According to the BBC:
A US military hearing has examined testimony of how three soldiers took it in turns to try to rape an Iraqi girl aged 14 in Mahmudiya in March.
The girl and three family members were allegedly killed by four US soldiers. The four are alleged to have helped a former private – Steven Green, who has since left the army – plan, carry out and cover up the attack.
Mr Green has pleaded not guilty in a federal court and will be tried separately in the US. A fifth soldier is alleged to have lied to cover up for his colleagues.
On the day of the attack the soldiers had been drinking Iraqi whisky mixed with an energy drink and practising golf strokes at a checkpoint south of Baghdad, Mr Barker’s statement said. One of the soldiers, Steven Green, said he “wanted to go to a house and kill some Iraqis,” it alleged.
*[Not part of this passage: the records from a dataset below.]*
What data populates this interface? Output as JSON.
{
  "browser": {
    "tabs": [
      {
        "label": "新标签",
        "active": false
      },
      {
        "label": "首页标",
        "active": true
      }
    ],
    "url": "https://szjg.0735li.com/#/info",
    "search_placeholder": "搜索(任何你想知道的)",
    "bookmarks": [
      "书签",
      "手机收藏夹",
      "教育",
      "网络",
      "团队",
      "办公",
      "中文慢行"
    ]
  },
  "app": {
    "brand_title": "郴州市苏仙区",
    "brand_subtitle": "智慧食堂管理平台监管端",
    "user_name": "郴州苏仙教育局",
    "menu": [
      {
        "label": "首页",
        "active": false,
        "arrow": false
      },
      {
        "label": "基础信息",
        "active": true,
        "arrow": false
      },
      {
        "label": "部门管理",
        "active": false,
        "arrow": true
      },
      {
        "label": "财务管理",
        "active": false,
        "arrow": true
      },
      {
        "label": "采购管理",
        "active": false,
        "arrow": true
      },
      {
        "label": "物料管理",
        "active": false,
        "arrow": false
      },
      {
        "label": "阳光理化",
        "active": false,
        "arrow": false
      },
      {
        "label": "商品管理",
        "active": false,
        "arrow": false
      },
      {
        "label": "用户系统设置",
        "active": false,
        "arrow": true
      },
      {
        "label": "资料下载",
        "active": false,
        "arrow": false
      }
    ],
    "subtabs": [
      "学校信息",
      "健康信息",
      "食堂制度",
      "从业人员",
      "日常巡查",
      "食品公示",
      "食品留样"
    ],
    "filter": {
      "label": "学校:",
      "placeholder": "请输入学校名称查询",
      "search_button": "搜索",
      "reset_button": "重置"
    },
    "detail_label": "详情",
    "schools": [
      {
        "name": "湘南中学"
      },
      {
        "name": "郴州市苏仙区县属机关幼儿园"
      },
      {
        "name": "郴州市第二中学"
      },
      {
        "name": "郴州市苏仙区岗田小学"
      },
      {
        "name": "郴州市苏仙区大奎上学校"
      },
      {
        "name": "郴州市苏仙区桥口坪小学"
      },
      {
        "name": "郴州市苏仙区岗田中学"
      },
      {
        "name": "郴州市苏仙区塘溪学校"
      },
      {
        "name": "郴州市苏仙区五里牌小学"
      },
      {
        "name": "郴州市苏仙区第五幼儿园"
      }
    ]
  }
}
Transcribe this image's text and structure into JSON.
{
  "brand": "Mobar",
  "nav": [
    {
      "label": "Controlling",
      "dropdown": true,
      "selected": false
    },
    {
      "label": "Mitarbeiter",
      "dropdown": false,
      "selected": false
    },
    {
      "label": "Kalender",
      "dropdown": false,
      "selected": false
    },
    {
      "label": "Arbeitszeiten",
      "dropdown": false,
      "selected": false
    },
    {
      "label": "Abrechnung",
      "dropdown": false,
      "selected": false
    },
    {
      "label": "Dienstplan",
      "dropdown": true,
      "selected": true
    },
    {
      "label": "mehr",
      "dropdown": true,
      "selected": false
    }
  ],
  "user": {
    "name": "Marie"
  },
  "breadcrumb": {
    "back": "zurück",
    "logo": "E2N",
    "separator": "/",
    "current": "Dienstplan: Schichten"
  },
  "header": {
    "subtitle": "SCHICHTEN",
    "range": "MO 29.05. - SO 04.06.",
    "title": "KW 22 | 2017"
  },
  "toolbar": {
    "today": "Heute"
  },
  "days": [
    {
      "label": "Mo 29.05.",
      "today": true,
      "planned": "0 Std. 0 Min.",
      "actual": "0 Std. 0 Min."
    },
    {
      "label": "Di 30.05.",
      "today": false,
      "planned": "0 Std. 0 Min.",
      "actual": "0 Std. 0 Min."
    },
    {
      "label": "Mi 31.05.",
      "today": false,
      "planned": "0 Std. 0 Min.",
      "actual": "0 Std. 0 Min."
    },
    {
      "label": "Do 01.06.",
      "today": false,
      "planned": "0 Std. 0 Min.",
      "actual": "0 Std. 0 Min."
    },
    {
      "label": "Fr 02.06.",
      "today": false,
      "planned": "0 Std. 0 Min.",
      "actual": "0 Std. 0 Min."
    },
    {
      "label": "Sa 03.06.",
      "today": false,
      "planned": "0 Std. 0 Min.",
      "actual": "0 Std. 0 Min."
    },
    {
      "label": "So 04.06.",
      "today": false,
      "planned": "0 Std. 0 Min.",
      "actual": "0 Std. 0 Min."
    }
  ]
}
And just who is Steven Green? According to MSNBC and Newsweek:
Even before he went to Iraq, Steven Green scared people. Growing up in oil-rich Midland, Texas, a small community full of pumping jacks, pickup trucks and fast-food restaurants, Green was known as a petulant loner and a hard-drinking druggie. Mostly what people remember is his seething, seemingly random rage. In high school, Green would jump on other kids for offenses like wearing a green shirt, or using a white cigarette lighter—anything he’d arbitrarily claim to hate. His best friend, Mike, recalls remarking to Green once that he wanted to punch another kid standing nearby. “I’ll do it!” Green said, and ran over and socked the boy. Another friend remembers the time when they were hanging out at his place and Green wanted to play a Guns N’ Roses CD. When the others said they wanted to hear something else, Green put the disc on anyway, blasting the music at full volume until people left, one by one.
[T]he Army seemed to offer everything Green lacked: money, friends, a place to stay, possibly even fame. Boot camp, Green later told friends, was great. He bragged about being a part of the world’s most powerful military, and he was excited to get to Iraq. “He wanted to be a hero,” says Hugh Bailey, 54, a Vietnam-veteran Marine who befriended Green. When he enlisted in February 2005, Green exultantly told Mike and others, like the mother of one of his friends, Alma Thomas: “I’m gonna go over there and kill ’em all.”
Wow, what a great attitude to take to an allied country where we’re spreading freedom and democracy! So how did someone like this get into the Army in the first place? Again, according to MSNBC and Newsweek:
In 2005, about the time Green was accepted, the Army raised the limit on the so-called Category 4 recruits it would allow, the designation for soldiers with the lowest scores on its aptitude test. (Green’s score is not known.) The Army has also been handing out more waivers—including case-by-case exceptions for criminal offenses—which increased by 3 percent last year. Basic training has slipped as well. In years past, basic was geared to “wash out” those unfit for the stresses of military life. Now it has been reformulated to keep as many recruits as possible. “What you’re seeing is the reverse of what made the Army so effective,” says Sen. Jack Reed of the Armed Services Committee.
Well, at least they’re driving all the queer language experts out of the military at any rate.
A fish rots from the head down. Although his apologists will cry foul, this is Rumsfeld’s fault. And in the interests of being fair to the embattled Secretary of Defense, let’s not forget that he serves at the pleasure of the person currently occupying the White House.